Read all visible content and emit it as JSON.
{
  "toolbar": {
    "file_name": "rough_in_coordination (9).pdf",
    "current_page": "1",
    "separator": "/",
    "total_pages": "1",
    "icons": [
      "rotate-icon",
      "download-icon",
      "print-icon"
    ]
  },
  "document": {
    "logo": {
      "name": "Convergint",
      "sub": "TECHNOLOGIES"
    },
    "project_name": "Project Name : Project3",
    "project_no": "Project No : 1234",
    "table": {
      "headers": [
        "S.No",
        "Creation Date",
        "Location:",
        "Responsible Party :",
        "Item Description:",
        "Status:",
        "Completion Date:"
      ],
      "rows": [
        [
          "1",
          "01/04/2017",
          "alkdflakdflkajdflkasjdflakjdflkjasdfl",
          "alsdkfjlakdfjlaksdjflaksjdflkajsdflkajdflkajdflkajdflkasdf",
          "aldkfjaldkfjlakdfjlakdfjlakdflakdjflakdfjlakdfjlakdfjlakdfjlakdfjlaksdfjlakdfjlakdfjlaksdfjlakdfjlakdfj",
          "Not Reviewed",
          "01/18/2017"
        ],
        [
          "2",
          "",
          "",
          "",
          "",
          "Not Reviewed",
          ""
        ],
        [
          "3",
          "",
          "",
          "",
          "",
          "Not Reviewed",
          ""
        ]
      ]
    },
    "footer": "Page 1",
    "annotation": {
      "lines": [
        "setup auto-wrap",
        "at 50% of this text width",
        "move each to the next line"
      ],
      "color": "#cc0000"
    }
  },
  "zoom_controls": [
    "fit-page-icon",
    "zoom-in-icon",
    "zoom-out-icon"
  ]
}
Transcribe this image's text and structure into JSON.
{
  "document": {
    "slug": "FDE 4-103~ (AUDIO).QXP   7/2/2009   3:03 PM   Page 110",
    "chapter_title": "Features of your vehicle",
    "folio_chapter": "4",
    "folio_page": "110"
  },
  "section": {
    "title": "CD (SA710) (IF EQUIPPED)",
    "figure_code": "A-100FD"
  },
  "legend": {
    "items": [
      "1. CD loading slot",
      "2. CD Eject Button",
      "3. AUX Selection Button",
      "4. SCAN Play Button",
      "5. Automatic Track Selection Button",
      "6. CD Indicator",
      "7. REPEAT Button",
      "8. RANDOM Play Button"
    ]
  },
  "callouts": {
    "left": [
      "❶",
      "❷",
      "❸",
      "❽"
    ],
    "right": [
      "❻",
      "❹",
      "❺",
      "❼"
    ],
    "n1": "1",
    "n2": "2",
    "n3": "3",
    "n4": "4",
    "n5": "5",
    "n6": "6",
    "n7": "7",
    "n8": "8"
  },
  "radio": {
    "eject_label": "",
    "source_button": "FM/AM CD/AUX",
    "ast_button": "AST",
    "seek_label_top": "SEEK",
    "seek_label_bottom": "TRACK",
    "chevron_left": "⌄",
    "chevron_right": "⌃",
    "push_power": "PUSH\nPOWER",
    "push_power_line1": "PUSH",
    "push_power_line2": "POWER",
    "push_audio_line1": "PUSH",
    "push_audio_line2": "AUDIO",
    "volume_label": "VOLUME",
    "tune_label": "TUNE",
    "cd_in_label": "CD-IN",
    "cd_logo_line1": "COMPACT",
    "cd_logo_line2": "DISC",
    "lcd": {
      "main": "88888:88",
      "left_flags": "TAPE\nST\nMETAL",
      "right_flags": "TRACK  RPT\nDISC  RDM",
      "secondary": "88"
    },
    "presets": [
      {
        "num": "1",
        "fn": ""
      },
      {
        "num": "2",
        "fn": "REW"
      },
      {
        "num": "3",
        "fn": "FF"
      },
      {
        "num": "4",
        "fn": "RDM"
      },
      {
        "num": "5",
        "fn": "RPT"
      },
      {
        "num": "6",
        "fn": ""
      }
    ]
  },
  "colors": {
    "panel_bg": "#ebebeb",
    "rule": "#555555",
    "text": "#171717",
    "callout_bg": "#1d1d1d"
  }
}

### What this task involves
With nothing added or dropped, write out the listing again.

### Written solution
Read all visible content and emit it as JSON.
{
  "toolbar": {
    "file_name": "rough_in_coordination (9).pdf",
    "current_page": "1",
    "separator": "/",
    "total_pages": "1",
    "icons": [
      "rotate-icon",
      "download-icon",
      "print-icon"
    ]
  },
  "document": {
    "logo": {
      "name": "Convergint",
      "sub": "TECHNOLOGIES"
    },
    "project_name": "Project Name : Project3",
    "project_no": "Project No : 1234",
    "table": {
      "headers": [
        "S.No",
        "Creation Date",
        "Location:",
        "Responsible Party :",
        "Item Description:",
        "Status:",
        "Completion Date:"
      ],
      "rows": [
        [
          "1",
          "01/04/2017",
          "alkdflakdflkajdflkasjdflakjdflkjasdfl",
          "alsdkfjlakdfjlaksdjflaksjdflkajsdflkajdflkajdflkajdflkasdf",
          "aldkfjaldkfjlakdfjlakdfjlakdflakdjflakdfjlakdfjlakdfjlakdfjlakdfjlaksdfjlakdfjlakdfjlaksdfjlakdfjlakdfj",
          "Not Reviewed",
          "01/18/2017"
        ],
        [
          "2",
          "",
          "",
          "",
          "",
          "Not Reviewed",
          ""
        ],
        [
          "3",
          "",
          "",
          "",
          "",
          "Not Reviewed",
          ""
        ]
      ]
    },
    "footer": "Page 1",
    "annotation": {
      "lines": [
        "setup auto-wrap",
        "at 50% of this text width",
        "move each to the next line"
      ],
      "color": "#cc0000"
    }
  },
  "zoom_controls": [
    "fit-page-icon",
    "zoom-in-icon",
    "zoom-out-icon"
  ]
}
Transcribe this image's text and structure into JSON.
{
  "document": {
    "slug": "FDE 4-103~ (AUDIO).QXP   7/2/2009   3:03 PM   Page 110",
    "chapter_title": "Features of your vehicle",
    "folio_chapter": "4",
    "folio_page": "110"
  },
  "section": {
    "title": "CD (SA710) (IF EQUIPPED)",
    "figure_code": "A-100FD"
  },
  "legend": {
    "items": [
      "1. CD loading slot",
      "2. CD Eject Button",
      "3. AUX Selection Button",
      "4. SCAN Play Button",
      "5. Automatic Track Selection Button",
      "6. CD Indicator",
      "7. REPEAT Button",
      "8. RANDOM Play Button"
    ]
  },
  "callouts": {
    "left": [
      "❶",
      "❷",
      "❸",
      "❽"
    ],
    "right": [
      "❻",
      "❹",
      "❺",
      "❼"
    ],
    "n1": "1",
    "n2": "2",
    "n3": "3",
    "n4": "4",
    "n5": "5",
    "n6": "6",
    "n7": "7",
    "n8": "8"
  },
  "radio": {
    "eject_label": "",
    "source_button": "FM/AM CD/AUX",
    "ast_button": "AST",
    "seek_label_top": "SEEK",
    "seek_label_bottom": "TRACK",
    "chevron_left": "⌄",
    "chevron_right": "⌃",
    "push_power": "PUSH\nPOWER",
    "push_power_line1": "PUSH",
    "push_power_line2": "POWER",
    "push_audio_line1": "PUSH",
    "push_audio_line2": "AUDIO",
    "volume_label": "VOLUME",
    "tune_label": "TUNE",
    "cd_in_label": "CD-IN",
    "cd_logo_line1": "COMPACT",
    "cd_logo_line2": "DISC",
    "lcd": {
      "main": "88888:88",
      "left_flags": "TAPE\nST\nMETAL",
      "right_flags": "TRACK  RPT\nDISC  RDM",
      "secondary": "88"
    },
    "presets": [
      {
        "num": "1",
        "fn": ""
      },
      {
        "num": "2",
        "fn": "REW"
      },
      {
        "num": "3",
        "fn": "FF"
      },
      {
        "num": "4",
        "fn": "RDM"
      },
      {
        "num": "5",
        "fn": "RPT"
      },
      {
        "num": "6",
        "fn": ""
      }
    ]
  },
  "colors": {
    "panel_bg": "#ebebeb",
    "rule": "#555555",
    "text": "#171717",
    "callout_bg": "#1d1d1d"
  }
}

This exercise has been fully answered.